▸ **What to do**
Work out how many lines in the following entries contain the string "gesucht", and write only that number.
***
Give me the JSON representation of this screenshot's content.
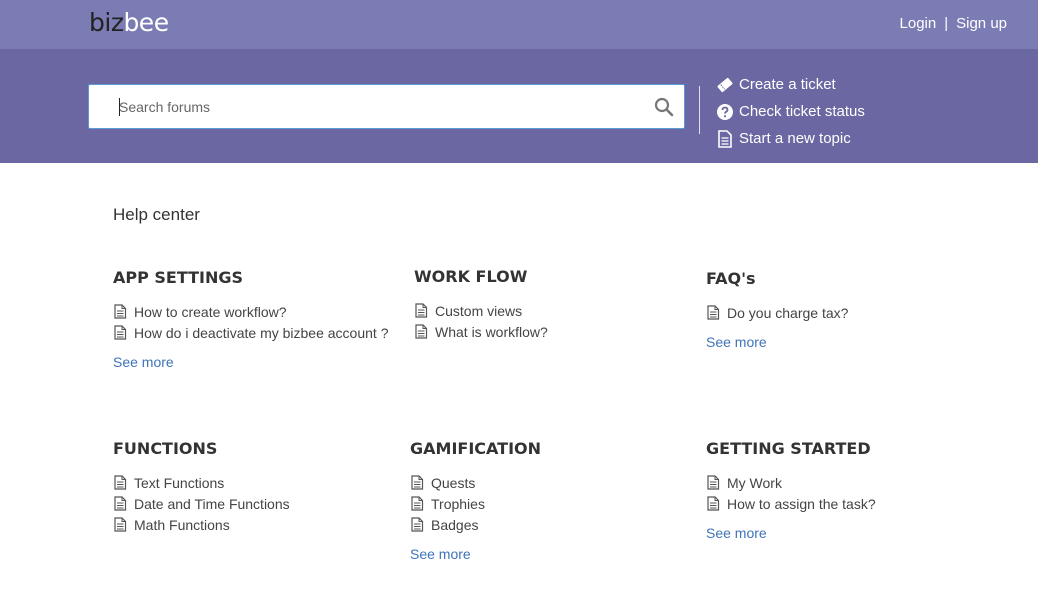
{
  "header": {
    "logo_part1": "biz",
    "logo_part2": "bee",
    "login": "Login",
    "separator": "|",
    "signup": "Sign up"
  },
  "search": {
    "placeholder": "Search forums"
  },
  "actions": [
    {
      "label": "Create a ticket",
      "icon": "ticket-icon"
    },
    {
      "label": "Check ticket status",
      "icon": "question-circle-icon"
    },
    {
      "label": "Start a new topic",
      "icon": "document-icon"
    }
  ],
  "help_center": {
    "title": "Help center",
    "categories": [
      {
        "title": "APP SETTINGS",
        "items": [
          "How to create workflow?",
          "How do i deactivate my bizbee account ?"
        ],
        "more": "See more"
      },
      {
        "title": "WORK FLOW",
        "items": [
          "Custom views",
          "What is workflow?"
        ],
        "more": ""
      },
      {
        "title": "FAQ's",
        "items": [
          "Do you charge tax?"
        ],
        "more": "See more"
      },
      {
        "title": "FUNCTIONS",
        "items": [
          "Text Functions",
          "Date and Time Functions",
          "Math Functions"
        ],
        "more": ""
      },
      {
        "title": "GAMIFICATION",
        "items": [
          "Quests",
          "Trophies",
          "Badges"
        ],
        "more": "See more"
      },
      {
        "title": "GETTING STARTED",
        "items": [
          "My Work",
          "How to assign the task?"
        ],
        "more": "See more"
      }
    ]
  },
  "colors": {
    "topbar": "#7c7cb4",
    "band": "#6a67a2",
    "link": "#3f74b8"
  }
}
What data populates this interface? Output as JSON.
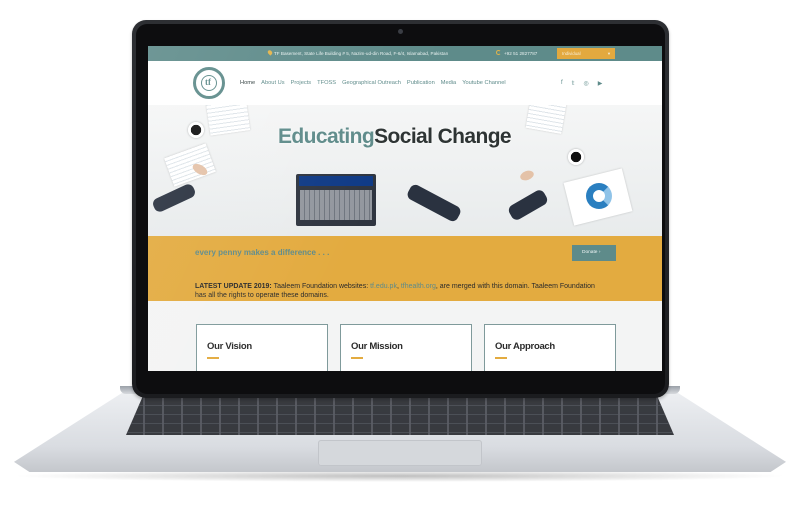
{
  "topbar": {
    "address": "TF Basement, State Life Building # 5, Nazim-ud-din Road, F-6/4, Islamabad, Pakistan",
    "phone": "+92 51 2827787",
    "select_label": "Individual"
  },
  "nav": {
    "items": [
      "Home",
      "About Us",
      "Projects",
      "TFOSS",
      "Geographical Outreach",
      "Publication",
      "Media",
      "Youtube Channel"
    ],
    "active": "Home"
  },
  "social": [
    "facebook-icon",
    "twitter-icon",
    "instagram-icon",
    "youtube-icon"
  ],
  "hero": {
    "title_part1": "Educating",
    "title_part2": "Social Change"
  },
  "band": {
    "slogan": "every penny makes a difference . . .",
    "donate_label": "Donate",
    "update_lead": "LATEST UPDATE 2019:",
    "update_text1": " Taaleem Foundation websites: ",
    "link1": "tf.edu.pk",
    "comma": ", ",
    "link2": "tfhealth.org",
    "update_text2": ", are merged with this domain. Taaleem Foundation has all the rights to operate these domains."
  },
  "cards": [
    "Our Vision",
    "Our Mission",
    "Our Approach"
  ],
  "colors": {
    "teal": "#5e8b8a",
    "gold": "#e3ab40"
  }
}
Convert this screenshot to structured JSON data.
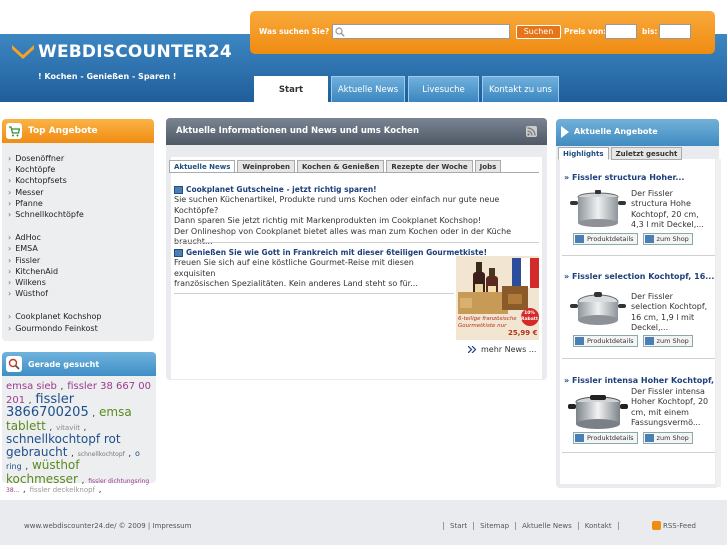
{
  "header": {
    "logo_text": "WEBDISCOUNTER24",
    "tagline": "! Kochen - Genießen - Sparen !"
  },
  "search": {
    "label": "Was suchen Sie?",
    "button_label": "Suchen",
    "price_from_label": "Preis von:",
    "price_to_label": "bis:"
  },
  "nav": {
    "tabs": [
      {
        "label": "Start"
      },
      {
        "label": "Aktuelle News"
      },
      {
        "label": "Livesuche"
      },
      {
        "label": "Kontakt zu uns"
      }
    ]
  },
  "top_offers": {
    "title": "Top Angebote",
    "group1": [
      "Dosenöffner",
      "Kochtöpfe",
      "Kochtopfsets",
      "Messer",
      "Pfanne",
      "Schnellkochtöpfe"
    ],
    "group2": [
      "AdHoc",
      "EMSA",
      "Fissler",
      "KitchenAid",
      "Wilkens",
      "Wüsthof"
    ],
    "group3": [
      "Cookplanet Kochshop",
      "Gourmondo Feinkost"
    ]
  },
  "recent_searches": {
    "title": "Gerade gesucht",
    "tags": [
      {
        "text": "emsa sieb",
        "color": "#9b3b8e",
        "size": 10
      },
      {
        "text": ", ",
        "color": "#333",
        "size": 9
      },
      {
        "text": "fissler 38 667 00 201",
        "color": "#9b3b8e",
        "size": 10
      },
      {
        "text": ", ",
        "color": "#333",
        "size": 9
      },
      {
        "text": "fissler 3866700205",
        "color": "#1f4f8a",
        "size": 13
      },
      {
        "text": ", ",
        "color": "#333",
        "size": 9
      },
      {
        "text": "emsa tablett",
        "color": "#5a8a1f",
        "size": 12
      },
      {
        "text": ", ",
        "color": "#333",
        "size": 9
      },
      {
        "text": "vitaviit",
        "color": "#888",
        "size": 7
      },
      {
        "text": ", ",
        "color": "#333",
        "size": 9
      },
      {
        "text": "schnellkochtopf rot",
        "color": "#1f4f8a",
        "size": 12
      },
      {
        "text": "gebraucht",
        "color": "#1f4f8a",
        "size": 12
      },
      {
        "text": ", ",
        "color": "#333",
        "size": 9
      },
      {
        "text": "schnellkochtopf",
        "color": "#777",
        "size": 6
      },
      {
        "text": ", ",
        "color": "#333",
        "size": 9
      },
      {
        "text": "o ring",
        "color": "#1f4f8a",
        "size": 8
      },
      {
        "text": ", ",
        "color": "#333",
        "size": 9
      },
      {
        "text": "wüsthof kochmesser",
        "color": "#5a8a1f",
        "size": 12
      },
      {
        "text": ", ",
        "color": "#333",
        "size": 9
      },
      {
        "text": "fissler dichtungsring 38...",
        "color": "#9b3b8e",
        "size": 6
      },
      {
        "text": ", ",
        "color": "#333",
        "size": 9
      },
      {
        "text": "fissler deckelknopf",
        "color": "#999",
        "size": 7
      },
      {
        "text": ", ",
        "color": "#333",
        "size": 9
      }
    ]
  },
  "news": {
    "title": "Aktuelle Informationen und News und ums Kochen",
    "tabs": [
      {
        "label": "Aktuelle News"
      },
      {
        "label": "Weinproben"
      },
      {
        "label": "Kochen & Genießen"
      },
      {
        "label": "Rezepte der Woche"
      },
      {
        "label": "Jobs"
      }
    ],
    "items": [
      {
        "title": "Cookplanet Gutscheine - jetzt richtig sparen!",
        "lines": [
          "Sie suchen Küchenartikel, Produkte rund ums Kochen oder einfach nur gute neue Kochtöpfe?",
          "Dann sparen Sie jetzt richtig mit Markenprodukten im Cookplanet Kochshop!",
          "Der Onlineshop von Cookplanet bietet alles was man zum Kochen oder in der Küche braucht..."
        ]
      },
      {
        "title": "Genießen Sie wie Gott in Frankreich mit dieser 6teiligen Gourmetkiste!",
        "lines": [
          "Freuen Sie sich auf eine köstliche Gourmet-Reise mit diesen exquisiten",
          "französischen Spezialitäten. Kein anderes Land steht so für..."
        ]
      }
    ],
    "image": {
      "caption_line1": "6-teilige französische",
      "caption_line2": "Gourmetkiste nur",
      "price": "25,99 €",
      "badge": "10% Rabatt"
    },
    "more_label": "mehr News ..."
  },
  "offers": {
    "title": "Aktuelle Angebote",
    "tabs": [
      {
        "label": "Highlights"
      },
      {
        "label": "Zuletzt gesucht"
      }
    ],
    "details_label": "Produktdetails",
    "shop_label": "zum Shop",
    "items": [
      {
        "title": "» Fissler structura Hoher...",
        "desc": "Der Fissler structura Hohe Kochtopf, 20 cm, 4,3 l mit Deckel,..."
      },
      {
        "title": "» Fissler selection Kochtopf, 16...",
        "desc": "Der Fissler selection Kochtopf, 16 cm, 1,9 l mit Deckel,..."
      },
      {
        "title": "» Fissler intensa Hoher Kochtopf,...",
        "desc": "Der Fissler intensa Hoher Kochtopf, 20 cm, mit einem Fassungsvermö..."
      }
    ]
  },
  "footer": {
    "copyright": "www.webdiscounter24.de/ © 2009 |",
    "impressum": "Impressum",
    "links": [
      {
        "label": "Start"
      },
      {
        "label": "Sitemap"
      },
      {
        "label": "Aktuelle News"
      },
      {
        "label": "Kontakt"
      }
    ],
    "rss_label": "RSS-Feed"
  },
  "colors": {
    "header_blue": "#2a6fad",
    "accent_orange": "#f08c12",
    "link_blue": "#1d3f7a"
  }
}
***
▸ **Response for this exercise**
2